Even current head coach Hue Jackson has tried to rebuild the Raiders in the Davis mold, promising to “build a bully” in the East Bay that will stop at nothing less than a Super Bowl.
Davis – often dressed all in black himself -- chose the Raiders’ silver and black colors to be intimidating, and they were. When the Raiders and their silver-and-black clad Raider Nation of fans came to town, people noticed.
“I don’t want to be the most respected team in the league,” Davis once said. “I want to be the most feared.”
So, when others around the league referred to him as sinister or devious, Davis took it as a compliment. The fear factor was his.
Said author Hunter S. Thompson, years ago: “Al Davis makes Darth Vader look like a wimp.”
As news of his death spread across the NFL, tributes poured in.
NFL Commissioner Roger Goodell said Davis “Is a true legend of the game whose impact and legacy will forever be part of the NFL.”
Former Raiders quarterback Daryle Lamonica said: “When you think of Al Davis, that commitment to excellence was him.
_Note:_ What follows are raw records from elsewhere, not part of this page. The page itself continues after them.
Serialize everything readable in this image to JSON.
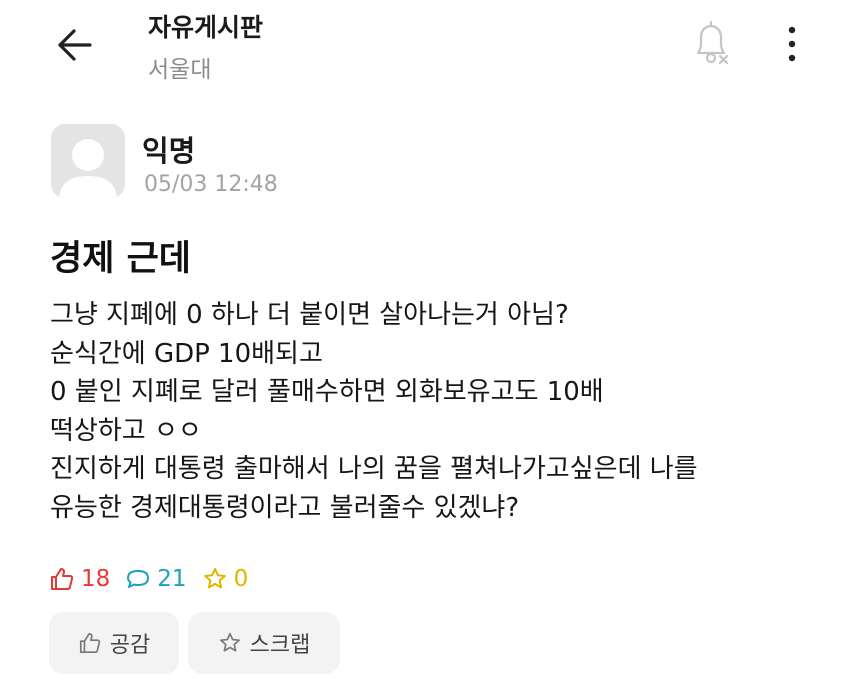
{
  "header": {
    "board_title": "자유게시판",
    "school": "서울대"
  },
  "post": {
    "author": "익명",
    "date": "05/03 12:48",
    "title": "경제 근데",
    "body_lines": [
      "그냥 지폐에 0 하나 더 붙이면 살아나는거 아님?",
      "순식간에 GDP 10배되고",
      "0 붙인 지폐로 달러 풀매수하면 외화보유고도 10배",
      "떡상하고 ㅇㅇ",
      "진지하게 대통령 출마해서 나의 꿈을 펼쳐나가고싶은데 나를",
      "유능한 경제대통령이라고 불러줄수 있겠냐?"
    ],
    "stats": {
      "likes": "18",
      "comments": "21",
      "scraps": "0"
    }
  },
  "actions": {
    "like_label": "공감",
    "scrap_label": "스크랩"
  },
  "colors": {
    "like": "#e53935",
    "comment": "#1aa3b8",
    "scrap": "#e0b500",
    "muted": "#a3a3a3"
  },
  "icons": {
    "back": "arrow-left-icon",
    "bell": "bell-off-icon",
    "more": "more-vertical-icon",
    "like": "thumbs-up-icon",
    "comment": "speech-bubble-icon",
    "scrap": "star-icon"
  }
}
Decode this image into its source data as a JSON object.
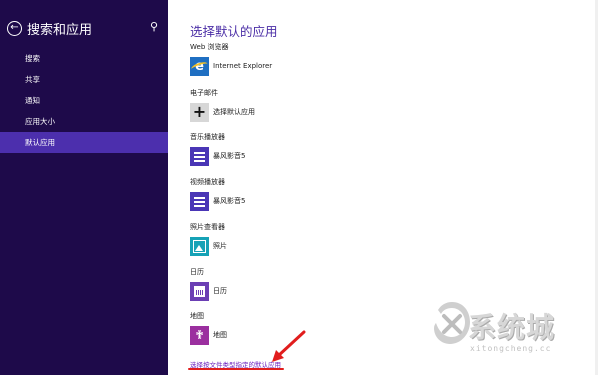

Pride and poise was more than just words. That was our way of life.”
And Rich Gannon, the last quarterback to lead the Raiders to a Super Bowl, said, “He was never satisfied. He always had his eyes on the big prize. That was the standard of excellence he expected, and demanded, from players and anyone who walked through the building.”
What’s next for the Raiders is uncertain. There will be a successor, someone who will run the Raiders.
But it won’t be anyone like Al Davis. He was one of a kind.
“I don’t think there’s anyone in the National Football League – with the possible exception of George Halas – who’s had as big an impact as he’s had,” former Raiders linebacker Matt Millen told the New York Times. “He influenced a ton of things, either overtly, by pushing for rules, or covertly, by twisting the rules.”